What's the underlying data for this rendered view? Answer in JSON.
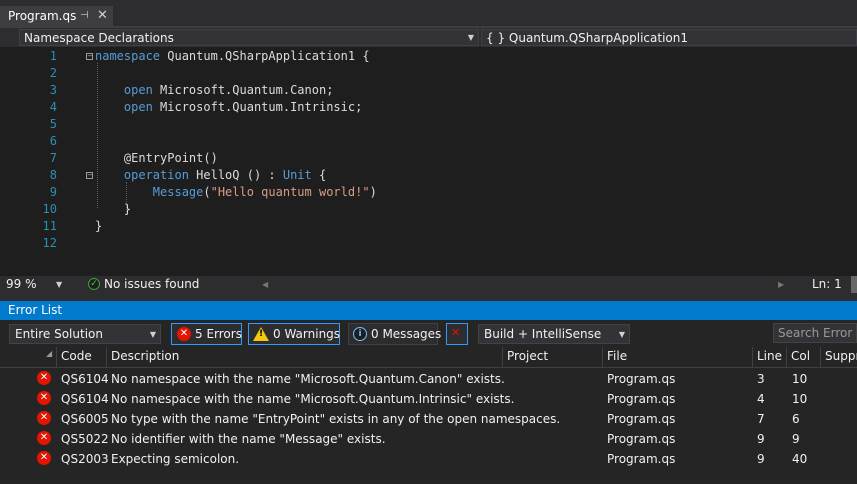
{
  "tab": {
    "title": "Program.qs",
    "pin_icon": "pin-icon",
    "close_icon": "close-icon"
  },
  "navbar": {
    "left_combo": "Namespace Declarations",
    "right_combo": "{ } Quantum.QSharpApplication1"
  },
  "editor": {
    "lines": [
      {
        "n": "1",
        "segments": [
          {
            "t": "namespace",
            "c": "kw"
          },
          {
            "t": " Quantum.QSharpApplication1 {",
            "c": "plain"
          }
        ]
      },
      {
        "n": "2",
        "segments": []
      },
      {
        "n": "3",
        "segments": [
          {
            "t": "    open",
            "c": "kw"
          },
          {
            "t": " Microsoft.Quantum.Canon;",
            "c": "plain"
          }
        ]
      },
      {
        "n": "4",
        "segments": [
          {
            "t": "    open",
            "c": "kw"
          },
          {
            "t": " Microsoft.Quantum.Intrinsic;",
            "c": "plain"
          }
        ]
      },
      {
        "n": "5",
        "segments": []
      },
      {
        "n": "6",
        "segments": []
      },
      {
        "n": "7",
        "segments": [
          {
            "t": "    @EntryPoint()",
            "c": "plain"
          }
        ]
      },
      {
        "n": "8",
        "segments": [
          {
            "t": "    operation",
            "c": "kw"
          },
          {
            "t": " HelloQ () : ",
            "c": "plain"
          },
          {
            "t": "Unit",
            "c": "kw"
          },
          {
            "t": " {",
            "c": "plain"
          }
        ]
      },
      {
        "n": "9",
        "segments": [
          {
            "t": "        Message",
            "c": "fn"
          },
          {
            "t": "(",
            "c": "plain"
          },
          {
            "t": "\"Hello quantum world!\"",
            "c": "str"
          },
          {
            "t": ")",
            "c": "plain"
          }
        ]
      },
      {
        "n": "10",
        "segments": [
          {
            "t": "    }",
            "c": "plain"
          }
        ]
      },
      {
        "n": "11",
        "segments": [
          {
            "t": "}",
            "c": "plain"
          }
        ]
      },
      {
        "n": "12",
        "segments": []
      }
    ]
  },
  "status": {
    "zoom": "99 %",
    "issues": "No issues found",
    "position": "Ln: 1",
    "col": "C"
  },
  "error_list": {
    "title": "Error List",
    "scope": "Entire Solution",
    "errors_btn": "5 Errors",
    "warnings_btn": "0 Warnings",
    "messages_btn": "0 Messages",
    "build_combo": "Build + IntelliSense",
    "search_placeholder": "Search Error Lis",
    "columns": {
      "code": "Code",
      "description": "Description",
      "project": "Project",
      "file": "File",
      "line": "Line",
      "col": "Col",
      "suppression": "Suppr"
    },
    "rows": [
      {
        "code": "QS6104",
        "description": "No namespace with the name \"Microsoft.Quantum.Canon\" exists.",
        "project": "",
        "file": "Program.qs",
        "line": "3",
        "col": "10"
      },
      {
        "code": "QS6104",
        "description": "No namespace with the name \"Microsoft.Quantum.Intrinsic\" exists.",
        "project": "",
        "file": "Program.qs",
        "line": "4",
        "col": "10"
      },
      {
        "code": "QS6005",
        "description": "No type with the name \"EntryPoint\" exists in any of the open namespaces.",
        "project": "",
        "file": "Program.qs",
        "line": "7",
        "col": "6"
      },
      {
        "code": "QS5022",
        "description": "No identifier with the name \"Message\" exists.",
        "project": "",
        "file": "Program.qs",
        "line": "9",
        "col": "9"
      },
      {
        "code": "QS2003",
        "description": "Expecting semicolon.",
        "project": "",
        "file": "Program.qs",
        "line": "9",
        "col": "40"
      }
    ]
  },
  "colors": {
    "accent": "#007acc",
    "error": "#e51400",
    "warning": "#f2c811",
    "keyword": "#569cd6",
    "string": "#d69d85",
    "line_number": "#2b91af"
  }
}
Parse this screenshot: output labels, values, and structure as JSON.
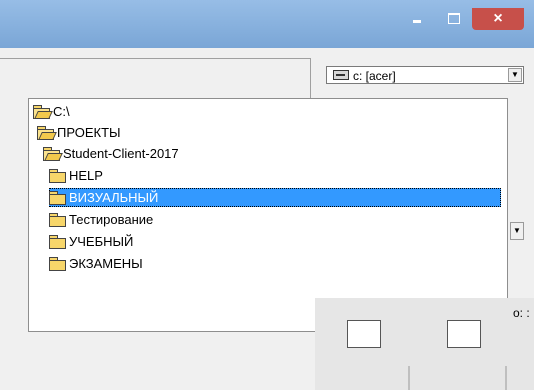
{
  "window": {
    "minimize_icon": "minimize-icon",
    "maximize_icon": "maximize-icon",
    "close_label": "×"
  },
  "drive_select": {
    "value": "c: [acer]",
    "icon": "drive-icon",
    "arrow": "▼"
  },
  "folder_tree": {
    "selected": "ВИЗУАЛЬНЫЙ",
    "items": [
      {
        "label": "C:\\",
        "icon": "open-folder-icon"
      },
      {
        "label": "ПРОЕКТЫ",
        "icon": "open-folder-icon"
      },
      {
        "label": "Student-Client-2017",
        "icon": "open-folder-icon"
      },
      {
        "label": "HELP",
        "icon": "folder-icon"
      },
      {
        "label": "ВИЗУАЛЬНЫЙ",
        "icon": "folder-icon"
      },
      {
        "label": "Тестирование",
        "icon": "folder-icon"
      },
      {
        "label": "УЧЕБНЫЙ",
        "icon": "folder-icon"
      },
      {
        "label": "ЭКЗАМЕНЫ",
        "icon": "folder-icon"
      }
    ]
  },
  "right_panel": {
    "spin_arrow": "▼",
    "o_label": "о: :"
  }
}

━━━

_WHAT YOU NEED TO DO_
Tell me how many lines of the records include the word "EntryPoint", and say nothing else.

_WRITTEN RESPONSE_
2